NOW COMES THE moment, President Carter says, when this country gets serious about energy conservation. That's splendid. It's crucial to remember that of all those intricate energy options that people keep talking about - from the breeder reactor to solar energy - conservation is the only one that will make any difference by next winter. Or, for that matter, within Mr. Carter's four-year term of office. It you don't like the way things are going this winter, there's only one pratical remedy.
The next energy shortage, incidentally, might not be as far away as next winter. If the country were to continue to coast along, postponing the tough choices and hoping for the best, there is a better-than-even chance of gasoline shortages next summer. The only real issue is how to cut down.
Voluntary cooperation will help. Regulation can also help through the kind of rules that limit the heating and cooling of public buildings, for example. But sustained and significant conservation, on the scale now necessary, is going to mean massive read-justments by people in their private lives and businesses. It's not going to be fun. The best way to achieve it, and probably the only way, is through a careful program of increasingly stiff energy taxes.
Suppose that the country were to decide on a federal gasoline tax that rose a nicket every six months for the next five years. It would take the price of gasoline up only a little this summer, but well over $1 a gallon by 1982.
The virtue of a tax rising over the years is that it does not fatally jolt the economy with one massive unexpected blow. But it would warn everybody that the cost of driving is going to rise sharply. As you brought your next car, looked for your next home and planned your next vacation, you would know what to expect.

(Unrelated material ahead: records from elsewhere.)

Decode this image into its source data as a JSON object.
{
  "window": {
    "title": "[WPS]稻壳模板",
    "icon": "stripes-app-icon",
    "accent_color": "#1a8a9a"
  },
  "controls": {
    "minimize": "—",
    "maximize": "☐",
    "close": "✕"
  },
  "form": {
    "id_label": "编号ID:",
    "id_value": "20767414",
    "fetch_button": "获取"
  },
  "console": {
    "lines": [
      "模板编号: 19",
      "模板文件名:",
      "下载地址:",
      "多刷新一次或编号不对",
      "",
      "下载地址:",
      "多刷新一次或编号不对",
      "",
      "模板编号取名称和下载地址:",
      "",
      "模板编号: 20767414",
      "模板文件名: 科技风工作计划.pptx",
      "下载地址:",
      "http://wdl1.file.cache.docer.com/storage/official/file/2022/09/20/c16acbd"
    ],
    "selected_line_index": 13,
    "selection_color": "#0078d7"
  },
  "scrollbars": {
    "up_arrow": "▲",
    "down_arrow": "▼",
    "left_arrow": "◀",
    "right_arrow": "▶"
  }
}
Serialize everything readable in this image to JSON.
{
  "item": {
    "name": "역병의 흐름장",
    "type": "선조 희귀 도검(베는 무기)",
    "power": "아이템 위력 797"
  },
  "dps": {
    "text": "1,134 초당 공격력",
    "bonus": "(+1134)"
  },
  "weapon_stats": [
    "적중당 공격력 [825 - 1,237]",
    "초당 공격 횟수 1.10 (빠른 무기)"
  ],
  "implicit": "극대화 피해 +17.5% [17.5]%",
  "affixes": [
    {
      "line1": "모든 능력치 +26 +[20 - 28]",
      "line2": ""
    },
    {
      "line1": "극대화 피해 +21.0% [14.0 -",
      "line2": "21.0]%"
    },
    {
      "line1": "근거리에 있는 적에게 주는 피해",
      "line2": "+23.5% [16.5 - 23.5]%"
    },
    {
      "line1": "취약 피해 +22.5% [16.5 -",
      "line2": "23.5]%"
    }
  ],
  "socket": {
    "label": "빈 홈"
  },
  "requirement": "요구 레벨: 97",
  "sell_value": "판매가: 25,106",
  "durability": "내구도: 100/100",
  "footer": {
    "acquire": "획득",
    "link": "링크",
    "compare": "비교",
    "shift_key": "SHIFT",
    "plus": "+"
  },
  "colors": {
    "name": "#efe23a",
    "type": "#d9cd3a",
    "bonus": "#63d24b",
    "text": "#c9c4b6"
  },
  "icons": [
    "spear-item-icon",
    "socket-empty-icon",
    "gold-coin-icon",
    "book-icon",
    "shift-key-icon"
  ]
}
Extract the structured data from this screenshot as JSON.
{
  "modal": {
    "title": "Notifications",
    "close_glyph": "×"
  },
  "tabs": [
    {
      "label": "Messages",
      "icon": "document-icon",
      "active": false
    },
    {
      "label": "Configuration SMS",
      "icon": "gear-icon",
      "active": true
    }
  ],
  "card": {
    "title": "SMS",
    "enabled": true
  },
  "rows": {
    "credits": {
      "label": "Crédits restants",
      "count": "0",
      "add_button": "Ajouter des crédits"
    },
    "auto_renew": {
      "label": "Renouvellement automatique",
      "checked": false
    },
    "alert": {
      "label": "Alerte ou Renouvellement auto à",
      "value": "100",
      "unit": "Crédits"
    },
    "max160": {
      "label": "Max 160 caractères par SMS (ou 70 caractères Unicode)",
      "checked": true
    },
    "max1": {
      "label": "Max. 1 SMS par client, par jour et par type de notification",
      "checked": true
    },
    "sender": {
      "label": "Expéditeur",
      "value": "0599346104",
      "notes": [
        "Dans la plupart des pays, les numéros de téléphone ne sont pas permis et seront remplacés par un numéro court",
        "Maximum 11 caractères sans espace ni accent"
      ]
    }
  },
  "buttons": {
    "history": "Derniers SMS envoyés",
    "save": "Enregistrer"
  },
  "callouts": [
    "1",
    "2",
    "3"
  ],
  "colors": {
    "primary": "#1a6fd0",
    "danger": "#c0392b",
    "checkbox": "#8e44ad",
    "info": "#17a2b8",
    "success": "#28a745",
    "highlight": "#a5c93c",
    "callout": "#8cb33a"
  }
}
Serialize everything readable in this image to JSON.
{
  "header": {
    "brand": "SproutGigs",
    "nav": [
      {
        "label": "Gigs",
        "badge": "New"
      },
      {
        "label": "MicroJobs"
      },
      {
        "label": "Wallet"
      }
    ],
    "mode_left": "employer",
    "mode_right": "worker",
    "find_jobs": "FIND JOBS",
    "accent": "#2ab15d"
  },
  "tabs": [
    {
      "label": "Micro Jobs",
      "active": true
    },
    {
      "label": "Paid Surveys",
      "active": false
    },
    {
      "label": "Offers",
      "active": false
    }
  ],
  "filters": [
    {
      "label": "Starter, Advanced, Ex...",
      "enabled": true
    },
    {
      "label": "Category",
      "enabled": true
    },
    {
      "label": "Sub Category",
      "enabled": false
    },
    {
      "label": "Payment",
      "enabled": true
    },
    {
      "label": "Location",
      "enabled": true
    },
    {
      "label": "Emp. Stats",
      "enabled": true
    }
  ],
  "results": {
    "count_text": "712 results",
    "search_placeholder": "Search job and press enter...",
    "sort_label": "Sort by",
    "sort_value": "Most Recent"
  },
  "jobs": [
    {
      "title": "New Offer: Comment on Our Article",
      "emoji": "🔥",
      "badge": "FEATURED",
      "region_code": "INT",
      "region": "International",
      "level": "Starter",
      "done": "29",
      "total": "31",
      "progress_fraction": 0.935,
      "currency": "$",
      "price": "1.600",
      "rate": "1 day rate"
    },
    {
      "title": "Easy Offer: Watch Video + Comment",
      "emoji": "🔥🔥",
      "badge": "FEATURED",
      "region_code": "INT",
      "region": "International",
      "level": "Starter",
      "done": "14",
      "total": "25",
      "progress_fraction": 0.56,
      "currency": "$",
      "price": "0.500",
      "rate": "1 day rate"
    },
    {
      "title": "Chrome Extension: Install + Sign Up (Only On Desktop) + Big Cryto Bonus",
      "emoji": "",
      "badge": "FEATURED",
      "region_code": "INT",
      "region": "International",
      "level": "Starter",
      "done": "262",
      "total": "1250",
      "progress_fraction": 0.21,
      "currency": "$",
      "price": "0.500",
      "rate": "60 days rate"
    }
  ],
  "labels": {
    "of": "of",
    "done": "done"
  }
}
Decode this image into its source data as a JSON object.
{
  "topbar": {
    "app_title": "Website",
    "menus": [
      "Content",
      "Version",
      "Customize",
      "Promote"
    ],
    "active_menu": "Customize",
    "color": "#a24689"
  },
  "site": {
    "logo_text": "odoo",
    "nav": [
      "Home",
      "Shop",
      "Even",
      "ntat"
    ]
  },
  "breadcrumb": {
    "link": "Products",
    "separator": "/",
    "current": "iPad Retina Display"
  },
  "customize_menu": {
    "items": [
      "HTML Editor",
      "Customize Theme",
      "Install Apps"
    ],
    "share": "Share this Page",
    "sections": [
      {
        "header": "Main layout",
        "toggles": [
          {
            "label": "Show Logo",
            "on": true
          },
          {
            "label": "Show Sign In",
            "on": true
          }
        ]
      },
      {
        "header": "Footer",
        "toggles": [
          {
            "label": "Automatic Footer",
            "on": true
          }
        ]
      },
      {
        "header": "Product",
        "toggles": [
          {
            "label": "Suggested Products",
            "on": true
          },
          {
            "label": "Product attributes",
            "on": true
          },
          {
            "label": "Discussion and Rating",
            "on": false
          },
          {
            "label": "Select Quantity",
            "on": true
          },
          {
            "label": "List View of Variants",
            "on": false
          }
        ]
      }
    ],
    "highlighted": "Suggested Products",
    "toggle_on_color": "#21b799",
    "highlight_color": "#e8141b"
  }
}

But what about the impact of this tax, and its effect on the poor? It would be necessary to pour that gasoline tax money back into the economy as fast as it was collected. Each penny of tax on a gallon of gasoline raises $1 billion a year, and tax increases of the magnitude could throw the whole economy into recession. As a solution, our own first choice would be to balance increases in the gasoline tax with comparable cuts in the highly regressive Social Security payroll tax. If that tax were cut from the bottom up, it would provide equal benefits to every wage earner in the country. Those who kept driving a lot would come out behind, and those who cut down their driving would come out ahead.
It's important to discriminate, too, among the various uses of oil. It's better to put most of the next tax load onto gasoline, than to put it on home heating oil. Rapid increases in heating fuel costs are excessively harsh on the very poor and people on fixed incomes. The central defect of the Ford administration's energy tax plan, two years ago, was its attempt to put the tax on crude oil, raising all oil product prices indiscriminately.
A reader called, not long ago, to object that this kind of talk about gasoline taxes was a threat to his freedom of movement. Perhaps that's true. But transportation has never been free. It's not as through as gasoline prices were otherwise going to hold still. They are going to rise, whatever Mr. Carter and Congress do. In the past, Americans have left the decisions - and the revenues - with foreign oil producers. As the past months and years should have taught us, the costs of running out are far higher than the costs of saving.